Crawl \Crawl\ (kr[add]l), v. i. [imp. & p. p. Crawled
(kr[add]ld); p. pr. & vb. n. Crawling.] [Dan. kravle, or
Icel. krafla, to paw, scrabble with the hands; akin to Sw.
kr[aum]la to crawl; cf. LG. krabbeln, D. krabbelen to
1. To move slowly by drawing the body along the ground, as a
worm; to move slowly on hands and knees; to creep.
A worm finds what it searches after only by feeling,
as it crawls from one thing to another. --Grew.
2. Hence, to move or advance in a feeble, slow, or timorous

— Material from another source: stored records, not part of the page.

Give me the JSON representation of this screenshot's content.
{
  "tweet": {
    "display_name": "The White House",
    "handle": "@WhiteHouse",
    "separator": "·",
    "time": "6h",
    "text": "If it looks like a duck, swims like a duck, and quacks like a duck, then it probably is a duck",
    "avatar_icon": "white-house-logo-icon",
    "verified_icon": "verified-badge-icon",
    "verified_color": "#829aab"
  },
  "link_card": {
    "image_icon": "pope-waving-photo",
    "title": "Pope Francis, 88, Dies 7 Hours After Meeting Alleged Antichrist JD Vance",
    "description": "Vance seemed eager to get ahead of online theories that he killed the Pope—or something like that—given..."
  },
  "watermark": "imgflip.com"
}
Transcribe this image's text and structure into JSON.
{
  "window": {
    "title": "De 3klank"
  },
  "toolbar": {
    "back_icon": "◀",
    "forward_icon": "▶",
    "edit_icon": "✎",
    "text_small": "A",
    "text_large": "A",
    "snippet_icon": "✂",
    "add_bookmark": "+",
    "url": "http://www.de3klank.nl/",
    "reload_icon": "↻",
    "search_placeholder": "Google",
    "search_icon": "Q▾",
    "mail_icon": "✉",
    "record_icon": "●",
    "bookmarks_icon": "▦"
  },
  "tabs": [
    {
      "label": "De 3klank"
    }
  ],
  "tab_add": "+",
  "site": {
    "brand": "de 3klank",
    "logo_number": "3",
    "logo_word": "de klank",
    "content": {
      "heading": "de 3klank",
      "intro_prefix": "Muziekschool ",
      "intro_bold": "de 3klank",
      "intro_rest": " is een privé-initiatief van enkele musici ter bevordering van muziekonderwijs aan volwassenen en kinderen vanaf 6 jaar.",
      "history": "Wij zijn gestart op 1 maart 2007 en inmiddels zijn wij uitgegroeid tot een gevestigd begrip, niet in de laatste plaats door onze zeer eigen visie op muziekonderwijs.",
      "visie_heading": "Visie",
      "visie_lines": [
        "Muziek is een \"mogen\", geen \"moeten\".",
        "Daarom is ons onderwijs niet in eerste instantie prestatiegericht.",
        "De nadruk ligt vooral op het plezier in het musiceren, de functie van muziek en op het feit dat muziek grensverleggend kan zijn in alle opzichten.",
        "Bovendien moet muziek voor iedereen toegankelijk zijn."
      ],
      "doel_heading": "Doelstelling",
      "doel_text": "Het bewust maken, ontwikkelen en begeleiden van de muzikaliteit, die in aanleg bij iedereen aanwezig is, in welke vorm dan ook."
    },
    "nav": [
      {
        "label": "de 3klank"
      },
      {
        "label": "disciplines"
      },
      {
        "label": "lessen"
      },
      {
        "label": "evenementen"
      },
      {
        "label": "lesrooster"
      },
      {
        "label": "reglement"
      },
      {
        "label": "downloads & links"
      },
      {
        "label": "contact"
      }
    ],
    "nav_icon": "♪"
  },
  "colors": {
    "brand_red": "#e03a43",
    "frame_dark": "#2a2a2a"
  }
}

He was hardly able to crawl about the room.
The meanest thing that crawl'd beneath my eyes.
3. To advance slowly and furtively; to insinuate one's self;
to advance or gain influence by servile or obsequious
Secretly crawling up the battered walls. --Knolles.
Hath crawled into the favor of the king. --Shak.
Absurd opinions crawl about the world. --South.
4. To have a sensation as of insect creeping over the body;
as, the flesh crawls. See Creep, v. i., 7.